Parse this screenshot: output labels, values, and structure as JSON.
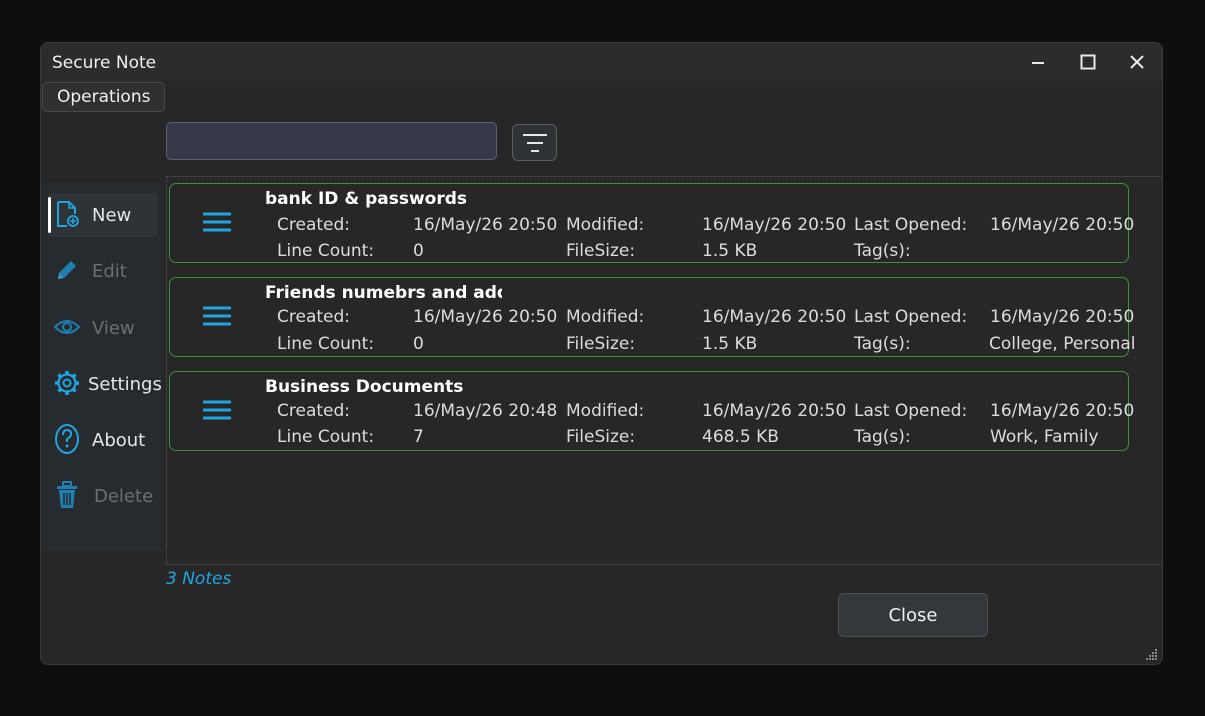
{
  "window": {
    "title": "Secure Note"
  },
  "menu": {
    "operations_label": "Operations"
  },
  "search": {
    "value": "",
    "placeholder": ""
  },
  "sidebar": {
    "items": [
      {
        "label": "New",
        "icon": "new-note-icon",
        "enabled": true,
        "active": true
      },
      {
        "label": "Edit",
        "icon": "pencil-icon",
        "enabled": false,
        "active": false
      },
      {
        "label": "View",
        "icon": "eye-icon",
        "enabled": false,
        "active": false
      },
      {
        "label": "Settings",
        "icon": "gear-icon",
        "enabled": true,
        "active": false
      },
      {
        "label": "About",
        "icon": "help-icon",
        "enabled": true,
        "active": false
      },
      {
        "label": "Delete",
        "icon": "trash-icon",
        "enabled": false,
        "active": false
      }
    ]
  },
  "fields": {
    "created": "Created:",
    "modified": "Modified:",
    "last_opened": "Last Opened:",
    "line_count": "Line Count:",
    "file_size": "FileSize:",
    "tags": "Tag(s):"
  },
  "notes": [
    {
      "title": "bank ID & passwords",
      "created": "16/May/26 20:50",
      "modified": "16/May/26 20:50",
      "last_opened": "16/May/26 20:50",
      "line_count": "0",
      "file_size": "1.5 KB",
      "tags": ""
    },
    {
      "title": "Friends numebrs and address",
      "created": "16/May/26 20:50",
      "modified": "16/May/26 20:50",
      "last_opened": "16/May/26 20:50",
      "line_count": "0",
      "file_size": "1.5 KB",
      "tags": "College, Personal"
    },
    {
      "title": "Business Documents",
      "created": "16/May/26 20:48",
      "modified": "16/May/26 20:50",
      "last_opened": "16/May/26 20:50",
      "line_count": "7",
      "file_size": "468.5 KB",
      "tags": "Work, Family"
    }
  ],
  "status": {
    "count_text": "3 Notes"
  },
  "footer": {
    "close_label": "Close"
  },
  "colors": {
    "accent": "#1fa6e0",
    "card_border": "#3f8f3f",
    "background": "#272727"
  }
}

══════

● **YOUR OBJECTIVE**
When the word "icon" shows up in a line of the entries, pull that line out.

● **FINISHED EXERCISE**
        "icon": "new-note-icon",
        "icon": "pencil-icon",
        "icon": "eye-icon",
        "icon": "gear-icon",
        "icon": "help-icon",
        "icon": "trash-icon",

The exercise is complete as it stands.